### RAW DATA
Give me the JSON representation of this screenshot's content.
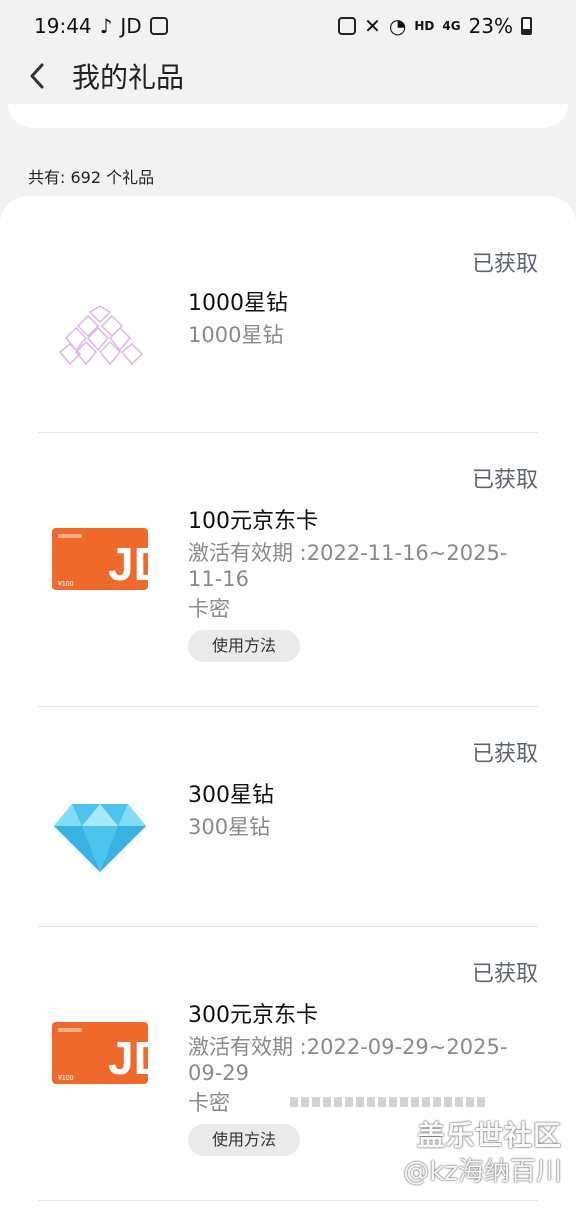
{
  "status_bar": {
    "time": "19:44",
    "app_text": "JD",
    "right_text": "23%",
    "hd_text": "HD",
    "net_text": "4G"
  },
  "header": {
    "title": "我的礼品",
    "back_icon": "back-icon"
  },
  "summary": {
    "count_text": "共有: 692 个礼品"
  },
  "items": [
    {
      "status": "已获取",
      "title": "1000星钻",
      "subtitle": "1000星钻",
      "icon": "diamond-cluster-icon"
    },
    {
      "status": "已获取",
      "title": "100元京东卡",
      "subtitle": "激活有效期 :2022-11-16~2025-\n11-16",
      "card_label": "卡密",
      "button": "使用方法",
      "icon": "jd-card-icon"
    },
    {
      "status": "已获取",
      "title": "300星钻",
      "subtitle": "300星钻",
      "icon": "diamond-icon"
    },
    {
      "status": "已获取",
      "title": "300元京东卡",
      "subtitle": "激活有效期 :2022-09-29~2025-\n09-29",
      "card_label": "卡密",
      "button": "使用方法",
      "icon": "jd-card-icon"
    }
  ],
  "watermark": {
    "line1": "盖乐世社区",
    "line2": "@kz海纳百川"
  },
  "colors": {
    "background": "#f2f2f2",
    "card": "#ffffff",
    "jd_orange": "#ef6a2a",
    "diamond_blue": "#4cc4ee"
  }
}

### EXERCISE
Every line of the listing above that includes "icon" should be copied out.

### RESULT OF THE TASK
    "back_icon": "back-icon"
      "icon": "diamond-cluster-icon"
      "icon": "jd-card-icon"
      "icon": "diamond-icon"
      "icon": "jd-card-icon"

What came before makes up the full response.